Web page and app entries
---
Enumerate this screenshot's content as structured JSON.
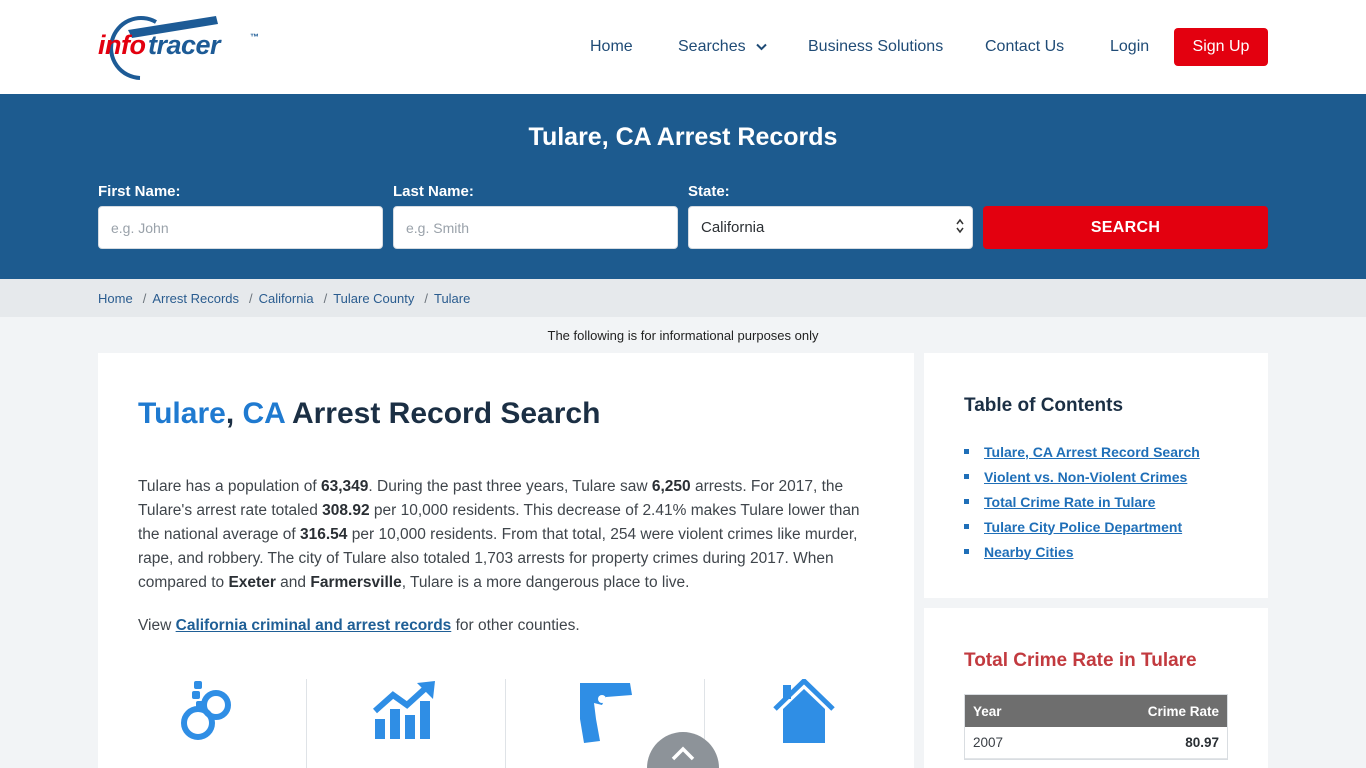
{
  "header": {
    "logo_part1": "info",
    "logo_part2": "tracer",
    "logo_tm": "™",
    "nav": [
      {
        "label": "Home"
      },
      {
        "label": "Searches"
      },
      {
        "label": "Business Solutions"
      },
      {
        "label": "Contact Us"
      },
      {
        "label": "Login"
      }
    ],
    "signup_label": "Sign Up"
  },
  "hero": {
    "title": "Tulare, CA Arrest Records",
    "first_name_label": "First Name:",
    "first_name_placeholder": "e.g. John",
    "last_name_label": "Last Name:",
    "last_name_placeholder": "e.g. Smith",
    "state_label": "State:",
    "state_value": "California",
    "search_label": "SEARCH"
  },
  "breadcrumb": [
    "Home",
    "Arrest Records",
    "California",
    "Tulare County",
    "Tulare"
  ],
  "breadcrumb_sep": "/",
  "info_note": "The following is for informational purposes only",
  "main": {
    "title_city": "Tulare",
    "title_comma": ",",
    "title_state": "CA",
    "title_rest": "Arrest Record Search",
    "para": {
      "t1": "Tulare has a population of ",
      "b1": "63,349",
      "t2": ". During the past three years, Tulare saw ",
      "b2": "6,250",
      "t3": " arrests. For 2017, the Tulare's arrest rate totaled ",
      "b3": "308.92",
      "t4": " per 10,000 residents. This decrease of 2.41% makes Tulare lower than the national average of ",
      "b4": "316.54",
      "t5": " per 10,000 residents. From that total, 254 were violent crimes like murder, rape, and robbery. The city of Tulare also totaled 1,703 arrests for property crimes during 2017. When compared to ",
      "b5": "Exeter",
      "t6": " and ",
      "b6": "Farmersville",
      "t7": ", Tulare is a more dangerous place to live."
    },
    "view_prefix": "View ",
    "view_link": "California criminal and arrest records",
    "view_suffix": " for other counties.",
    "icons": [
      "handcuffs-icon",
      "chart-up-icon",
      "gun-icon",
      "house-icon"
    ]
  },
  "toc": {
    "title": "Table of Contents",
    "items": [
      "Tulare, CA Arrest Record Search",
      "Violent vs. Non-Violent Crimes",
      "Total Crime Rate in Tulare",
      "Tulare City Police Department",
      "Nearby Cities"
    ]
  },
  "crime_rate": {
    "title": "Total Crime Rate in Tulare",
    "col_year": "Year",
    "col_rate": "Crime Rate",
    "rows": [
      {
        "year": "2007",
        "rate": "80.97"
      }
    ]
  },
  "colors": {
    "brand_red": "#e3000f",
    "brand_blue": "#1d5b8f",
    "accent_blue": "#1f7ad0",
    "icon_blue": "#2f8ee5"
  }
}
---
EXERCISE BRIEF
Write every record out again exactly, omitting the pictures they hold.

COMPLETED EXERCISE
Enumerate this screenshot's content as structured JSON.
{
  "header": {
    "logo_part1": "info",
    "logo_part2": "tracer",
    "logo_tm": "™",
    "nav": [
      {
        "label": "Home"
      },
      {
        "label": "Searches"
      },
      {
        "label": "Business Solutions"
      },
      {
        "label": "Contact Us"
      },
      {
        "label": "Login"
      }
    ],
    "signup_label": "Sign Up"
  },
  "hero": {
    "title": "Tulare, CA Arrest Records",
    "first_name_label": "First Name:",
    "first_name_placeholder": "e.g. John",
    "last_name_label": "Last Name:",
    "last_name_placeholder": "e.g. Smith",
    "state_label": "State:",
    "state_value": "California",
    "search_label": "SEARCH"
  },
  "breadcrumb": [
    "Home",
    "Arrest Records",
    "California",
    "Tulare County",
    "Tulare"
  ],
  "breadcrumb_sep": "/",
  "info_note": "The following is for informational purposes only",
  "main": {
    "title_city": "Tulare",
    "title_comma": ",",
    "title_state": "CA",
    "title_rest": "Arrest Record Search",
    "para": {
      "t1": "Tulare has a population of ",
      "b1": "63,349",
      "t2": ". During the past three years, Tulare saw ",
      "b2": "6,250",
      "t3": " arrests. For 2017, the Tulare's arrest rate totaled ",
      "b3": "308.92",
      "t4": " per 10,000 residents. This decrease of 2.41% makes Tulare lower than the national average of ",
      "b4": "316.54",
      "t5": " per 10,000 residents. From that total, 254 were violent crimes like murder, rape, and robbery. The city of Tulare also totaled 1,703 arrests for property crimes during 2017. When compared to ",
      "b5": "Exeter",
      "t6": " and ",
      "b6": "Farmersville",
      "t7": ", Tulare is a more dangerous place to live."
    },
    "view_prefix": "View ",
    "view_link": "California criminal and arrest records",
    "view_suffix": " for other counties.",
    "icons": [
      "handcuffs-icon",
      "chart-up-icon",
      "gun-icon",
      "house-icon"
    ]
  },
  "toc": {
    "title": "Table of Contents",
    "items": [
      "Tulare, CA Arrest Record Search",
      "Violent vs. Non-Violent Crimes",
      "Total Crime Rate in Tulare",
      "Tulare City Police Department",
      "Nearby Cities"
    ]
  },
  "crime_rate": {
    "title": "Total Crime Rate in Tulare",
    "col_year": "Year",
    "col_rate": "Crime Rate",
    "rows": [
      {
        "year": "2007",
        "rate": "80.97"
      }
    ]
  },
  "colors": {
    "brand_red": "#e3000f",
    "brand_blue": "#1d5b8f",
    "accent_blue": "#1f7ad0",
    "icon_blue": "#2f8ee5"
  }
}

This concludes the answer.